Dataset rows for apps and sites
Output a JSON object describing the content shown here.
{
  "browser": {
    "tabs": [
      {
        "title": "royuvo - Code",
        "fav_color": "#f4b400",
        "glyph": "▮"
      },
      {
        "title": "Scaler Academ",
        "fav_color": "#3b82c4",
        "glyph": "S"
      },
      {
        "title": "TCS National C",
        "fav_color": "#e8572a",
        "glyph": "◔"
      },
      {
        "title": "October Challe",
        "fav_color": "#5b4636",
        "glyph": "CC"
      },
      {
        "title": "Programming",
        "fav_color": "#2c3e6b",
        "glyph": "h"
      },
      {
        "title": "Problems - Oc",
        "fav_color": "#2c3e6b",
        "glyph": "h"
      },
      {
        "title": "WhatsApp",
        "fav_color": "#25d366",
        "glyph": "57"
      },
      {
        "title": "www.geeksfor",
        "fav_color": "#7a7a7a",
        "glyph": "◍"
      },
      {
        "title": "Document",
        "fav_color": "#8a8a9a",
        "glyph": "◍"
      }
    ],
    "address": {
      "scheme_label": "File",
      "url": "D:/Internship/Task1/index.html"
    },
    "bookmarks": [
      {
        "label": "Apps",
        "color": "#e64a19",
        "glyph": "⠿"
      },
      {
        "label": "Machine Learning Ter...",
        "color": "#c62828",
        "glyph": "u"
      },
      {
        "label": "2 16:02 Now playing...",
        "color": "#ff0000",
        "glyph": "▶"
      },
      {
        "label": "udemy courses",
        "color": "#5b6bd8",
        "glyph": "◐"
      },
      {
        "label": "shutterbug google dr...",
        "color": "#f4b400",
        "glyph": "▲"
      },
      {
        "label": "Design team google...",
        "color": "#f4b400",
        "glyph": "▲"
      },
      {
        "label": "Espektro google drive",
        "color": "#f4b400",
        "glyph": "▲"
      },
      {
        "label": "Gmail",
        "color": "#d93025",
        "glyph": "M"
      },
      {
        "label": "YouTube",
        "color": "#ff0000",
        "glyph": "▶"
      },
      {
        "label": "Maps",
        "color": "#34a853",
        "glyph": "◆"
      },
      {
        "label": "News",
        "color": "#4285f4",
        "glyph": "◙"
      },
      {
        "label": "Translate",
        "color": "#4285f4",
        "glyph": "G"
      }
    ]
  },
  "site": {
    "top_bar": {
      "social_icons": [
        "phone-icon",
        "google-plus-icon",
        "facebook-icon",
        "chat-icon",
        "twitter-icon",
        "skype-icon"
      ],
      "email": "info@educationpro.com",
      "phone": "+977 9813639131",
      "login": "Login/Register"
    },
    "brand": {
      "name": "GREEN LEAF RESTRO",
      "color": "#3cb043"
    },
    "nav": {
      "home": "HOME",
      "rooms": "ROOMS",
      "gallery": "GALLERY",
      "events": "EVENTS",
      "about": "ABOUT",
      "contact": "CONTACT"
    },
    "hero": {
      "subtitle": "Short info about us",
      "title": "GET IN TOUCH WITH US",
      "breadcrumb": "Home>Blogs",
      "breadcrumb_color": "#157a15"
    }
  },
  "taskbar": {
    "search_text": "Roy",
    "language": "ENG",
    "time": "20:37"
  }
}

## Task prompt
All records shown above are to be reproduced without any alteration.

## Exercise result
Output a JSON object describing the content shown here.
{
  "browser": {
    "tabs": [
      {
        "title": "royuvo - Code",
        "fav_color": "#f4b400",
        "glyph": "▮"
      },
      {
        "title": "Scaler Academ",
        "fav_color": "#3b82c4",
        "glyph": "S"
      },
      {
        "title": "TCS National C",
        "fav_color": "#e8572a",
        "glyph": "◔"
      },
      {
        "title": "October Challe",
        "fav_color": "#5b4636",
        "glyph": "CC"
      },
      {
        "title": "Programming",
        "fav_color": "#2c3e6b",
        "glyph": "h"
      },
      {
        "title": "Problems - Oc",
        "fav_color": "#2c3e6b",
        "glyph": "h"
      },
      {
        "title": "WhatsApp",
        "fav_color": "#25d366",
        "glyph": "57"
      },
      {
        "title": "www.geeksfor",
        "fav_color": "#7a7a7a",
        "glyph": "◍"
      },
      {
        "title": "Document",
        "fav_color": "#8a8a9a",
        "glyph": "◍"
      }
    ],
    "address": {
      "scheme_label": "File",
      "url": "D:/Internship/Task1/index.html"
    },
    "bookmarks": [
      {
        "label": "Apps",
        "color": "#e64a19",
        "glyph": "⠿"
      },
      {
        "label": "Machine Learning Ter...",
        "color": "#c62828",
        "glyph": "u"
      },
      {
        "label": "2 16:02 Now playing...",
        "color": "#ff0000",
        "glyph": "▶"
      },
      {
        "label": "udemy courses",
        "color": "#5b6bd8",
        "glyph": "◐"
      },
      {
        "label": "shutterbug google dr...",
        "color": "#f4b400",
        "glyph": "▲"
      },
      {
        "label": "Design team google...",
        "color": "#f4b400",
        "glyph": "▲"
      },
      {
        "label": "Espektro google drive",
        "color": "#f4b400",
        "glyph": "▲"
      },
      {
        "label": "Gmail",
        "color": "#d93025",
        "glyph": "M"
      },
      {
        "label": "YouTube",
        "color": "#ff0000",
        "glyph": "▶"
      },
      {
        "label": "Maps",
        "color": "#34a853",
        "glyph": "◆"
      },
      {
        "label": "News",
        "color": "#4285f4",
        "glyph": "◙"
      },
      {
        "label": "Translate",
        "color": "#4285f4",
        "glyph": "G"
      }
    ]
  },
  "site": {
    "top_bar": {
      "social_icons": [
        "phone-icon",
        "google-plus-icon",
        "facebook-icon",
        "chat-icon",
        "twitter-icon",
        "skype-icon"
      ],
      "email": "info@educationpro.com",
      "phone": "+977 9813639131",
      "login": "Login/Register"
    },
    "brand": {
      "name": "GREEN LEAF RESTRO",
      "color": "#3cb043"
    },
    "nav": {
      "home": "HOME",
      "rooms": "ROOMS",
      "gallery": "GALLERY",
      "events": "EVENTS",
      "about": "ABOUT",
      "contact": "CONTACT"
    },
    "hero": {
      "subtitle": "Short info about us",
      "title": "GET IN TOUCH WITH US",
      "breadcrumb": "Home>Blogs",
      "breadcrumb_color": "#157a15"
    }
  },
  "taskbar": {
    "search_text": "Roy",
    "language": "ENG",
    "time": "20:37"
  }
}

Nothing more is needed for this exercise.